The Mixed Contract Song
By Mark DeAngelis
In a mixed contract, if issues arise,
In a mixed contract, what law applies?
With a mixed contract the UCC should,
If the predominant purpose is a sale of goods
Just last week I went to the store
I needed some carpet to cover my floor
The salesman said, "If you buy from me,
It's a special deal -- the installation is free."
The workers came in, they put the rug down.
"This carpet's not right," I said with a frown.
Ah, luckily with the UCC,
There's "perfect tender" and warranty.
A mixed contract, if issues arise,
A mixed contract, what law applies?
With a mixed contract use the UCC
If it's a sale of goods, predominantly.
With a Mixed contract, -- goods and services, too.
In a Mixed contract what law will do?
With a mixed contract under the UCC,
There's perfect tender and warranty.
On April 10, 2012, the Eleventh Circuit Court of Appeals issued an unpublished opinion addressing the types of defenses a party contesting enforcement of an arbitration agreement can make and at what times those arguments can be raised under The United Nation Convention on the Recognition and Enforcement of Foreign Arbitral Awards (the New York Convention). In Castillo-Arauz v. Carnival Corp., the court affirmed per curiam, the District Court’s order to compel arbitration. The plaintiff, a seaman asserting negligence claims under the Jones Act against his employer, Carnival Cruise lines, will now have to arbitrate those claims.

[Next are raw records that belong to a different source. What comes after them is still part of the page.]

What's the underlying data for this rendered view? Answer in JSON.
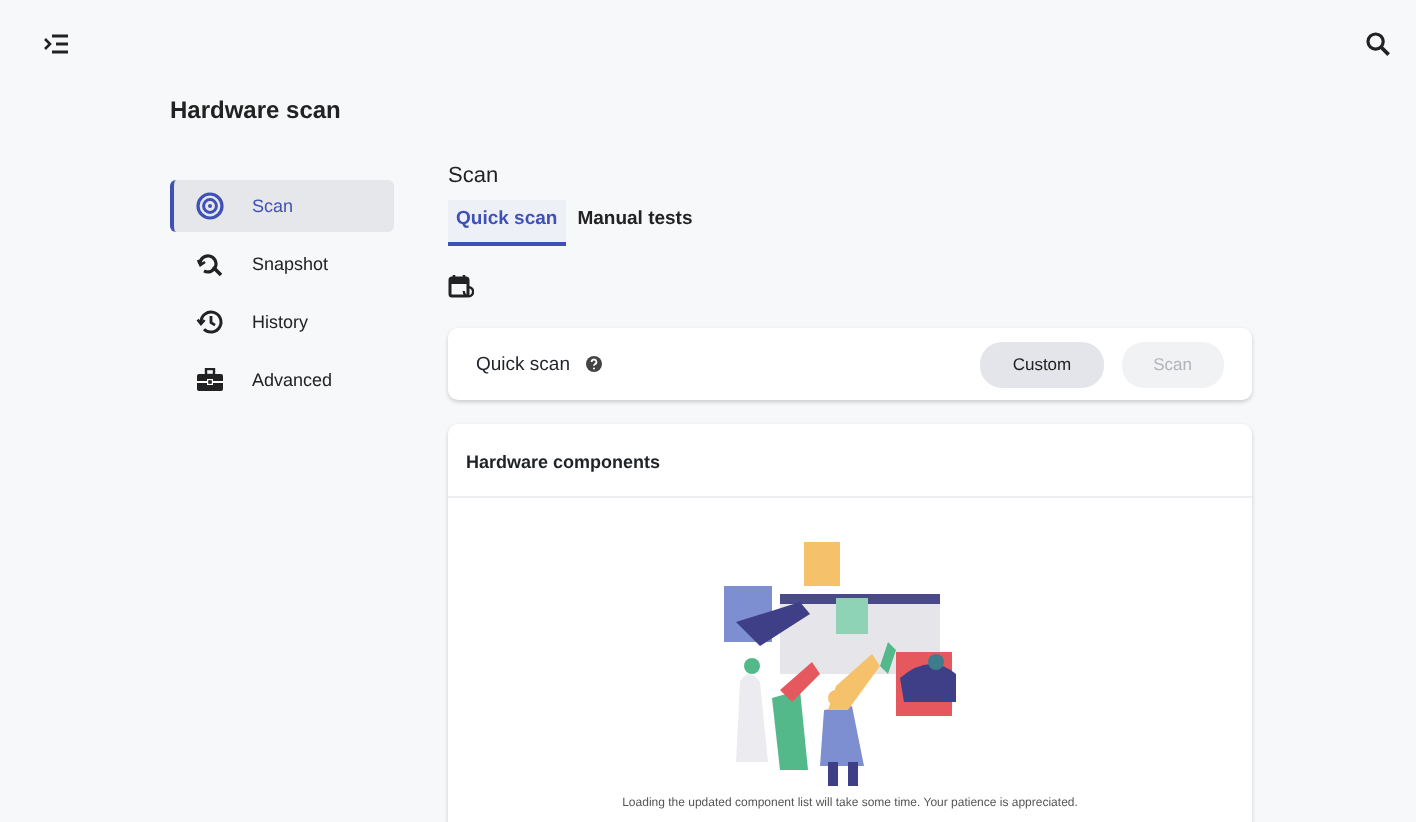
{
  "page": {
    "title": "Hardware scan"
  },
  "sidebar": {
    "items": [
      {
        "label": "Scan",
        "selected": true
      },
      {
        "label": "Snapshot",
        "selected": false
      },
      {
        "label": "History",
        "selected": false
      },
      {
        "label": "Advanced",
        "selected": false
      }
    ]
  },
  "main": {
    "heading": "Scan",
    "tabs": [
      {
        "label": "Quick scan",
        "selected": true
      },
      {
        "label": "Manual tests",
        "selected": false
      }
    ],
    "quick_scan_card": {
      "title": "Quick scan",
      "buttons": [
        {
          "label": "Custom",
          "disabled": false
        },
        {
          "label": "Scan",
          "disabled": true
        }
      ]
    },
    "components_card": {
      "title": "Hardware components",
      "message": "Loading the updated component list will take some time. Your patience is appreciated."
    }
  }
}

The seaman, Roy David Castillo Arauz, suffered an injury while working aboard the Carnival ship “Destiny.” His employment agreement calls for arbitration in Panama City under Bahamian law. Nevertheless, Arauz filed his claim in Florida state court, and Carnival removed to the Southern District of Florida, where it moved to compel arbitration.
Arauz contended that the arbitration provision is unenforceable because it violates the public policy of the United States. For support, Arauz cited Thomas, a 2009 decision of the 11th Circuit, which held unenforceable an arbitration agreement that called for the application of foreign law in a foreign venue.
In response, Carnival stipulated that it agreed to allow for the application of U.S. law to Arauz’s Jones Act claim. This, the District Court found, eliminated the public policy concerns contemplated by the court in Thomas, and justified compelling arbitration, which it did.
After the District Court issued its order to compel the arbitration but before Arauz filed his appeal, the Eleventh circuit decided another arbitration clause case, Lindo. In Lindo, the court held that only standard breach of contract defenses “that can be applied neutrally on an international scale” can invalidate an arbitration agreement during the arbitration-enforcement stage. The court cited its 2005 decision in Bautista and noted that Thomas- decided in 2009- violated the precedent that Bautista had established.
Arauz argued that a public policy defense does exist during the arbitration-enforcement stage pursuant to the New York Convention. The Court stated that Arauz had acknowledged that his argument is foreclosed by Lindo and that the Court is not in a position to overrule the case.
The Court declined to consider Arauz’s alternative claim that the agreement is unconscionable and that unconscionability is a standard breach of contract defense since he did not raise the issue in the District Court. In any case, the Court indicated that the argument would fail since the Bautista court rejected the same argument, reasoning that the doctrine of unconscionability cannot be uniformly applied across the member countries to the New York Convention.
[JT & Justin Berggren]